Jordi on Dan Snyder Should Be Controversial
The Pacifist Viking on NFL Coaches being Controversial
Leave the Man Alone on Who is Controversial
This week's situation with Jon Kitna claiming to be healed of a concussion nearly ruined my pick, but I'm sticking with Jesus as the controversial NFL figure no one's talking about. Christianity (or any faith, really) isn't controversial to many NFL fans or media members most of the time, and I wonder...why not?! Shouldn't it bother you that your favorite player cares more about the Good Book than his playbook?
See, here in America, we have made a deal with religion. You can believe whatever you want, and do whatever you want in your mosque, synagogue, temple, or church. That freedom comes at a price, however. You must not say that your religion is better than anyone else's. And you must not say that your religion is powerful in the real world. You can't upset the American status quo. Those are the rules in a free America, and most people are more than willing to play by them in return for complete freedom of religion.
Kitna broke a rule last week. By saying Jesus healed him of a concussion, he's admitting that he believes his faith has power in the real world, at his job. That statement provoked strong reaction. LZ Granderson had an interesting argument here. But I think in some ways LZ was being nice. Does what happened to Kitna, if it really happened, mean that if you're in competition with a job with a Christian, she could pray to God and get the position over you? Yes, it does. No wonder so many columnists reacted negatively. Who wants to compete against someone with God on their side if it really does make a difference?
But what if all NFL personalities, not just Kitna, decided to be truly radical in their Christian outlook? Let's take a look, based on what I know of the Bible. Now mind you, I'm not saying all of these actions would be accepted by all Christians. For example, many Christians would argue drinking is ok, just don't get drunk. I'm just saying, you could get to these decisions by reading the Bible.
What if an NFL player quit the league because he didn't want to play on the Christian worship day of Sunday?
What if a defensive player decided to quit because he didn't want to be responsible for causing lifelong injury to his fellow man, shortening their life and clouding their thoughts?
What if a player asked his coach to stop swearing around him because he didn't want to hear God's name taken in vain?
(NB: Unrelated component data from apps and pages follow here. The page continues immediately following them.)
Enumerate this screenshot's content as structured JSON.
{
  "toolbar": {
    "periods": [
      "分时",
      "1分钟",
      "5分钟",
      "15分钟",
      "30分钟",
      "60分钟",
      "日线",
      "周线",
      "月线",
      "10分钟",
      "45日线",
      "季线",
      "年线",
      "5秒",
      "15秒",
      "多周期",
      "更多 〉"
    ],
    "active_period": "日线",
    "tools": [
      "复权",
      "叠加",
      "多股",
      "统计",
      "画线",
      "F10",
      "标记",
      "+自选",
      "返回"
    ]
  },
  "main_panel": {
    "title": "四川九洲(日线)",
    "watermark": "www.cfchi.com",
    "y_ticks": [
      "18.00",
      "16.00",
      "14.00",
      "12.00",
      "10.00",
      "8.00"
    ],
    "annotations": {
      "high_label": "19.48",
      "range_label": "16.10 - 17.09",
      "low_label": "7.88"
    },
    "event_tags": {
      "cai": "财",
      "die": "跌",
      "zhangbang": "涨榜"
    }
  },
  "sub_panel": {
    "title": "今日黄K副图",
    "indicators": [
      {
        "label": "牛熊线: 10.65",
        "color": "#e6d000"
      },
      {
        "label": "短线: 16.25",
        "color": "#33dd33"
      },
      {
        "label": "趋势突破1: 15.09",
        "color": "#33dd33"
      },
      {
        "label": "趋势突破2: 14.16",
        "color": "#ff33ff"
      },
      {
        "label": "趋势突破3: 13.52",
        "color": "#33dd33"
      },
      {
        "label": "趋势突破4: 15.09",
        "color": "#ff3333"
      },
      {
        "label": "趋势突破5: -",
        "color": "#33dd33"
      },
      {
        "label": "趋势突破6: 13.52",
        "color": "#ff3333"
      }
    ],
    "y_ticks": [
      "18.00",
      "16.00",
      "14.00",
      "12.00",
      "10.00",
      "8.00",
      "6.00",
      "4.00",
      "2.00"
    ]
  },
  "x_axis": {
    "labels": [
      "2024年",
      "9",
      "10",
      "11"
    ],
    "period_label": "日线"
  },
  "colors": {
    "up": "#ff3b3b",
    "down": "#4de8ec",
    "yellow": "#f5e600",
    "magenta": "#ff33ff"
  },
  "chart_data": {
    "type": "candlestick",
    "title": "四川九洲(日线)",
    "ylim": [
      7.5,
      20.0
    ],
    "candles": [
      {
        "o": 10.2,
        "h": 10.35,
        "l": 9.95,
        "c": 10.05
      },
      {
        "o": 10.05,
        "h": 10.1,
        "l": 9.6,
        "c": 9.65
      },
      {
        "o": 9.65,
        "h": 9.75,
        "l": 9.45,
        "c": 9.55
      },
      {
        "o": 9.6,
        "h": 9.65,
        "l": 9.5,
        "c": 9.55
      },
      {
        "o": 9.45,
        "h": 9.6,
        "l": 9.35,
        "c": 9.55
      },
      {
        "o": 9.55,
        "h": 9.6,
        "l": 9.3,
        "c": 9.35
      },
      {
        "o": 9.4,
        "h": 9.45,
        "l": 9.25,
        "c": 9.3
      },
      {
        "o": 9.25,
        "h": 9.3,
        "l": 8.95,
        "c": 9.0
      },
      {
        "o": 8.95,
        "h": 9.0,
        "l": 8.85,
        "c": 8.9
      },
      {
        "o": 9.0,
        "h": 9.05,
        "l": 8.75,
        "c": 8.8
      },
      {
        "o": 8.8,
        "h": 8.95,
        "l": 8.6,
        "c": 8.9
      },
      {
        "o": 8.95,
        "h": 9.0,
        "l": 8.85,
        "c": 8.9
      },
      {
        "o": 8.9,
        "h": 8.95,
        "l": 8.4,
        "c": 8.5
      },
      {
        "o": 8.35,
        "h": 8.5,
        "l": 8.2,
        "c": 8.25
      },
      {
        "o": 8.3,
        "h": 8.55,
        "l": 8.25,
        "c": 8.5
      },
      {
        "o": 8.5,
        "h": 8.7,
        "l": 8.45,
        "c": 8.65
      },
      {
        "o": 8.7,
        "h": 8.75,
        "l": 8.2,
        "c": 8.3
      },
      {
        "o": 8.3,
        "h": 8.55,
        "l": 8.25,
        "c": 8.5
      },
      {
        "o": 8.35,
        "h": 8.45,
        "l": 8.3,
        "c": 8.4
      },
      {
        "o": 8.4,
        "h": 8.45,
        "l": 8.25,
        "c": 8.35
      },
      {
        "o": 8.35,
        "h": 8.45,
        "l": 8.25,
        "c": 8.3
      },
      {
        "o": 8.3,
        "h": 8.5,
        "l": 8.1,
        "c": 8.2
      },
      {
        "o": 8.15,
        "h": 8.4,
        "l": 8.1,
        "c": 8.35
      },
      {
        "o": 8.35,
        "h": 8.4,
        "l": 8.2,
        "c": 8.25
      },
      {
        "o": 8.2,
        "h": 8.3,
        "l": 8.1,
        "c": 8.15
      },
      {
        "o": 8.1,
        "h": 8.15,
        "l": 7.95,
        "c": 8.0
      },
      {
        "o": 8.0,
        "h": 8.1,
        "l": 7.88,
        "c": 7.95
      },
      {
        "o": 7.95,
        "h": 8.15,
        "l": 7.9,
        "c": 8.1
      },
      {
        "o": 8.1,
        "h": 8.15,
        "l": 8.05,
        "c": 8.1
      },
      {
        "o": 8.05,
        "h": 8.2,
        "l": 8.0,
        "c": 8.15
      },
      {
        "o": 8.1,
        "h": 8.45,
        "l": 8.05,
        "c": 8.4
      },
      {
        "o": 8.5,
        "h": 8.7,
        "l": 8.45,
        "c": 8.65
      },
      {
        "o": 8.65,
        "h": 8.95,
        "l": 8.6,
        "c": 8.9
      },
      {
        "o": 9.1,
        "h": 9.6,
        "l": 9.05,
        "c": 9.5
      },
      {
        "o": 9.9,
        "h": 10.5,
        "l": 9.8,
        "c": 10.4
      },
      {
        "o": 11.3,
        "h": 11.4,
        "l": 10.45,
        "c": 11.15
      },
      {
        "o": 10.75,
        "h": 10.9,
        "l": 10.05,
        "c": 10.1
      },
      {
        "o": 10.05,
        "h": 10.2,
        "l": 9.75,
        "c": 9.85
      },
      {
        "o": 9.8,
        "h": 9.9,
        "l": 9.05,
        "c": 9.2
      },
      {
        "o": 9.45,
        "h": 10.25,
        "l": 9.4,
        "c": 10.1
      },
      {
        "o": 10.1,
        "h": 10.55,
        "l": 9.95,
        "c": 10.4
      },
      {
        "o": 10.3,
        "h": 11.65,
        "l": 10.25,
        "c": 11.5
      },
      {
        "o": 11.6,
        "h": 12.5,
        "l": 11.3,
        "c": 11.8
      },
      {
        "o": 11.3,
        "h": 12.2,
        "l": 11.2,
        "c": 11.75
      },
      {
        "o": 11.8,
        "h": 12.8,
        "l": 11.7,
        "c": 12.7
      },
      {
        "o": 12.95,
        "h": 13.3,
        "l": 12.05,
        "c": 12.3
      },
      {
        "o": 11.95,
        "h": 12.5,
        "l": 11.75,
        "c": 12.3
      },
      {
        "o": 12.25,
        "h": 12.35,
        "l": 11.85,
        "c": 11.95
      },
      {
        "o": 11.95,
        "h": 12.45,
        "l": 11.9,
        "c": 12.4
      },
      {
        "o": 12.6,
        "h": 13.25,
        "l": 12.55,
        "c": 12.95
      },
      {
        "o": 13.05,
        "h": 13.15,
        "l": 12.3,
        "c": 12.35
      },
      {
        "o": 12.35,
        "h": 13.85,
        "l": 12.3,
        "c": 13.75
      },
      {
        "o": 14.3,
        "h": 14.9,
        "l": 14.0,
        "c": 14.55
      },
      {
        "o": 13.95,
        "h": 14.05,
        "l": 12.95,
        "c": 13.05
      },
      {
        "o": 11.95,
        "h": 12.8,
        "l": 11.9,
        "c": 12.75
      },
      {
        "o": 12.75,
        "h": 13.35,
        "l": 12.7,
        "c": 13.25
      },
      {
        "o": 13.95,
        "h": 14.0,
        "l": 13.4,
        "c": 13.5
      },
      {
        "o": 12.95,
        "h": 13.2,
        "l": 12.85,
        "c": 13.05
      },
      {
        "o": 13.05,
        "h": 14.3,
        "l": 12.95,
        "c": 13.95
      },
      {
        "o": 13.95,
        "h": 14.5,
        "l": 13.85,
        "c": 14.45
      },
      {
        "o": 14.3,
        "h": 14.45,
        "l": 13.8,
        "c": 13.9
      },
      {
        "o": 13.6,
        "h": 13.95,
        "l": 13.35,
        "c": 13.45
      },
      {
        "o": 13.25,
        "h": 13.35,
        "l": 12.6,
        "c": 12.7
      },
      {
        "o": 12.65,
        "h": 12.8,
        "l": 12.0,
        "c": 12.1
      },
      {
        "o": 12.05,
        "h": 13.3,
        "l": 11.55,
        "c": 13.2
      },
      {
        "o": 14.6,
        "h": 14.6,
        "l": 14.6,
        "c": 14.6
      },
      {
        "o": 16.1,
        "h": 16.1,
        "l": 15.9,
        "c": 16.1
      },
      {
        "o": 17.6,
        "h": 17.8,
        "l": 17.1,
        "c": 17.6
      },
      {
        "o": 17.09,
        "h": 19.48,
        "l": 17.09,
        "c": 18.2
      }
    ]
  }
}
What if a player refuses to do commercials for a company because he thinks their product harms people's bodies or causes people to sin?
What if he dedicated himself to using his fame for preaching the gospel, and wouldn't give interviews unless he could preach during the interview?
What if an owner turned down public money for his stadium and insisted it go to programs to help the poor, widowed, sick, and mentally/physically challenged?
What if he told fans to stay home sometimes from the games to make sure to spend time with their families?
What if he cut off the sale of beer at his stadium because too many fans get drunk and misbehave?
What if he got rid of his cheerleaders because he felt that they made women feel ugly and men feel horny and want to cheat on their wives?
What if she gave the team's RB a better contract than he deserved, just to make up for the years when his contract underpaid him?
What if he fired a successful coach because he was treating players badly or was cheating?
Christian Broadcasters and Media
What if a media member refused to go public with a spicy story about the QB's infidelity, but instead went to him and begged him to get pastoral/counseling help with his marriage?
What if the media would remind fans not to judge until the true facts were known, and to have more patience with their teams?
What if talk radio guys worked on discussing the truth about a team, instead of exaggerating points and mocking fans to make themselves look more manly?
What if fans put their family and work before the NFL?
What if they did their best to behave appropriately, because they want to love their neighbor and not hinder their enjoyment of the game?
What if fans stopped questioning a referee's decisions because he is the authority over the game, and deserves respect?
What if a coach cared about his players not only for what they could do on the field, but for what they could do off?
What if the coach refused to cut marginal players because of injury, knowing they need the money even more when they can't work?
What if the coach admitted his faults freely when he messed up a game, instead of letting his players take the heat?
Now tell me Jesus Christ isn't the most underrated controversial figure in the NFL! (with apologies to Jordi, PV, and Leave the Man Alone's entries, of course, ha). True faith in anything is not passive. It is active, and it causes changes not only in you, but in the world around you. And that SHOULD create controversy.